My husband says, “We ate convenience food, if Stauffer or Swanson didn’t make it, we never had it.”
By contrast, I never had anything that was prepackaged. My parents were from the South and I grew up on cornbread dressing. Yes, we called it dressing. The cornbread would be made the day before and the warm aroma would remind us of the upcoming feast. My husband jokes that the sound of tearing open the plastic stuffing mix package always makes him nostalgic!
Now that the guests were assembled, drinks were served and snacks set out. The men were watching the football game and the women were doing whatever we do. And Connie suddenly remembered, the turkey! Better get that bird in the oven! Connie turned on the oven to 350 degrees. It wasn’t that large a bird and should cook in a couple of hours; we’d eat dinner eventually. After all, we were all here and Connie delighted in the company.
The turkey had been defrosting in the fridge for several days and should be ready for the oven. Connie prepared the roasting pan, placing the rack inside the large pan. When she cut open the plastic wrapper that encased the bird, a terrible look came across her face. “Oh my goodness—it’s bad!” Each of us was invited to take a sniff—ugh! Yes, indeed, that turkey was spoiled. All at once, a news report came across the TV in between football games. There was a nationwide alert that a certain national turkey purveyor, a major company, was recalling all its turkeys due to spoilage!
Panic set in. By this time, the snow flurries had accumulated into inches, but the roads looked passable. The men formed a hunting party to procure a turkey from whomever they could. There were no 24-hour markets on the Cape at the time. It was Thanksgiving day and snowing! The hunting expedition traipsed from closed store to closed store—nothing. No Thanksgiving turkey? What to do? A house full of people and no turkey! Exasperated, the men trudged into a convenience store, just off the aforementioned, horrible Mid-Cape Highway. It was the only thing open! They asked the clerk about a turkey. “I have no turkey” the clerk replied. Sensing the dire nature of the request, he said, “I have turkey loaf, for sandwiches!” with a big grin on his face. The men were thrilled; they had saved the day! They were heroes. They bought the whole 10-pound loaf. Trudging back through the snow, the men arrived home. With their chests puffed out, in they marched with the prize—a turkey! Or turkey loaf, to be precise.

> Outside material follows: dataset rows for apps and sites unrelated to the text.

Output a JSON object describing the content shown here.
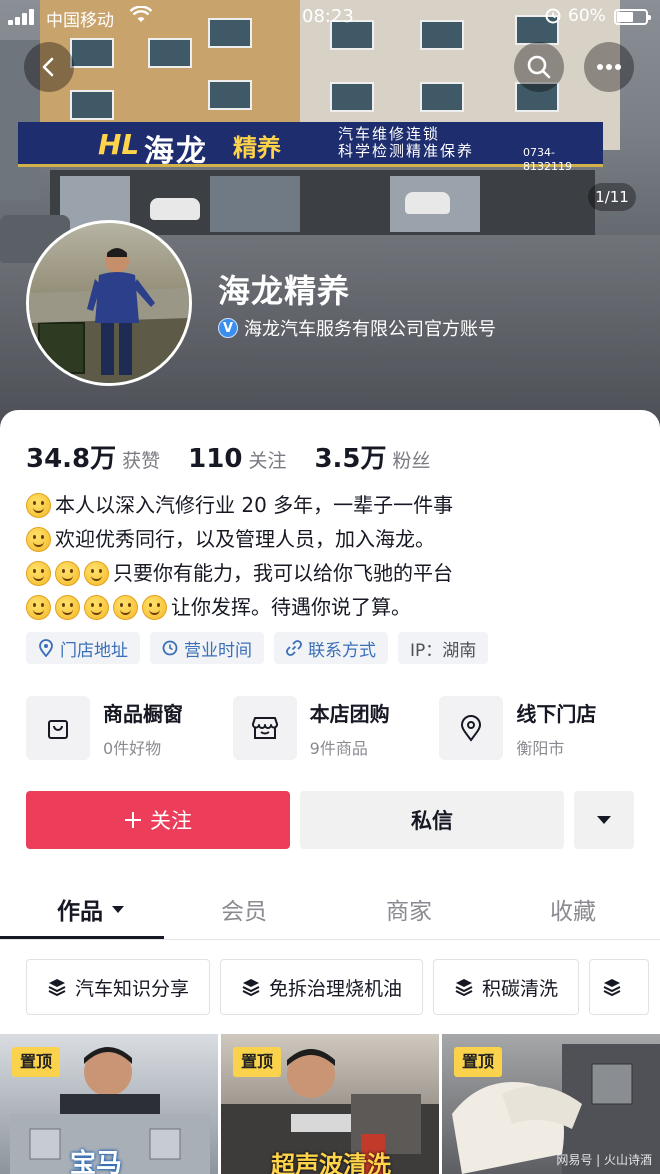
{
  "status_bar": {
    "carrier": "中国移动",
    "time": "08:23",
    "battery": "60%"
  },
  "header": {
    "image_counter": "1/11",
    "shop_sign": {
      "logo": "HL",
      "name": "海龙",
      "name2": "精养",
      "tagline_1": "汽车维修连锁",
      "tagline_2": "科学检测精准保养",
      "phone": "0734-8132119"
    }
  },
  "profile": {
    "name": "海龙精养",
    "verification": "海龙汽车服务有限公司官方账号"
  },
  "stats": [
    {
      "value": "34.8万",
      "label": "获赞"
    },
    {
      "value": "110",
      "label": "关注"
    },
    {
      "value": "3.5万",
      "label": "粉丝"
    }
  ],
  "bio": {
    "line1": "本人以深入汽修行业 20 多年，一辈子一件事",
    "line2": "欢迎优秀同行，以及管理人员，加入海龙。",
    "line3": "只要你有能力，我可以给你飞驰的平台",
    "line4": "让你发挥。待遇你说了算。"
  },
  "tags": [
    {
      "label": "门店地址",
      "icon": "location-pin-icon"
    },
    {
      "label": "营业时间",
      "icon": "clock-icon"
    },
    {
      "label": "联系方式",
      "icon": "link-icon"
    },
    {
      "label": "IP：湖南"
    }
  ],
  "shop_entries": [
    {
      "title": "商品橱窗",
      "subtitle": "0件好物",
      "icon": "shopping-bag-icon"
    },
    {
      "title": "本店团购",
      "subtitle": "9件商品",
      "icon": "storefront-icon"
    },
    {
      "title": "线下门店",
      "subtitle": "衡阳市",
      "icon": "location-pin-icon"
    }
  ],
  "actions": {
    "follow": "关注",
    "message": "私信"
  },
  "tabs": [
    "作品",
    "会员",
    "商家",
    "收藏"
  ],
  "chips": [
    "汽车知识分享",
    "免拆治理烧机油",
    "积碳清洗"
  ],
  "videos": [
    {
      "badge": "置顶",
      "caption": "宝马"
    },
    {
      "badge": "置顶",
      "caption": "超声波清洗"
    },
    {
      "badge": "置顶"
    }
  ],
  "watermark": "网易号 | 火山诗酒",
  "colors": {
    "follow_button": "#ec3d5a",
    "pin_badge": "#fbd24b",
    "tag_text": "#3a6fb8"
  }
}
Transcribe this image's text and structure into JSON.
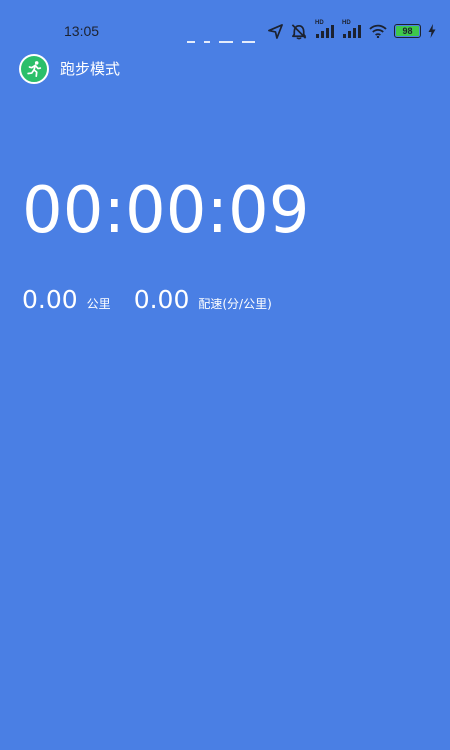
{
  "status_bar": {
    "time": "13:05",
    "battery_level": "98",
    "hd_label_1": "HD",
    "hd_label_2": "HD",
    "icons": [
      "location-arrow-icon",
      "alarm-off-icon",
      "signal-1-icon",
      "signal-2-icon",
      "wifi-icon",
      "battery-icon",
      "charging-bolt-icon"
    ]
  },
  "app_bar": {
    "icon": "running-person-icon",
    "title": "跑步模式"
  },
  "timer": {
    "elapsed": "00:00:09"
  },
  "stats": {
    "distance_value": "0.00",
    "distance_unit": "公里",
    "pace_value": "0.00",
    "pace_unit": "配速(分/公里)"
  },
  "colors": {
    "background": "#4a7fe4",
    "logo": "#2bbf6a",
    "battery": "#3ec84b",
    "text": "#ffffff"
  }
}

Onward. We were going to have Thanksgiving dinner, no matter what! The loaf assumed position in the honorary roasting pan and in the oven it went. Next up were the side dishes. They were easy enough, thought Connie. Creamed spinach—Connie usually purchased the Stauffer’s frozen creamed spinach, but this year she was going to try to make it herself. She put the spinach in the blender and turned it on full blast. She blended and blended, then poured in into a pan and added a can of cream of mushroom soup. She followed the directions on the stuffing package and into the oven that dish went. Next up, the cranberry sauce. Cape Cod is where most of the cranberries are grown in the U.S. To her credit, she made whole berry cranberry sauce.
At about 7 that evening we all sat down to Thanksgiving dinner. We said grace, we clinked glasses and began the feast. The turkey loaf was so salty, you could only eat it if you smothered each bite with cranberry sauce. The creamed spinach, which was a bilious green color, was so pureed, you needed a spoon. The stuffing got a little burned while the turkey loaf was ceremoniously carved. We all agreed it was the worst Thanksgiving dinner any of us had ever had. But we were together, we laughed and joked and had a really good time. The food didn’t really matter. We had each other. We were warm and safe and loved. We were thankful.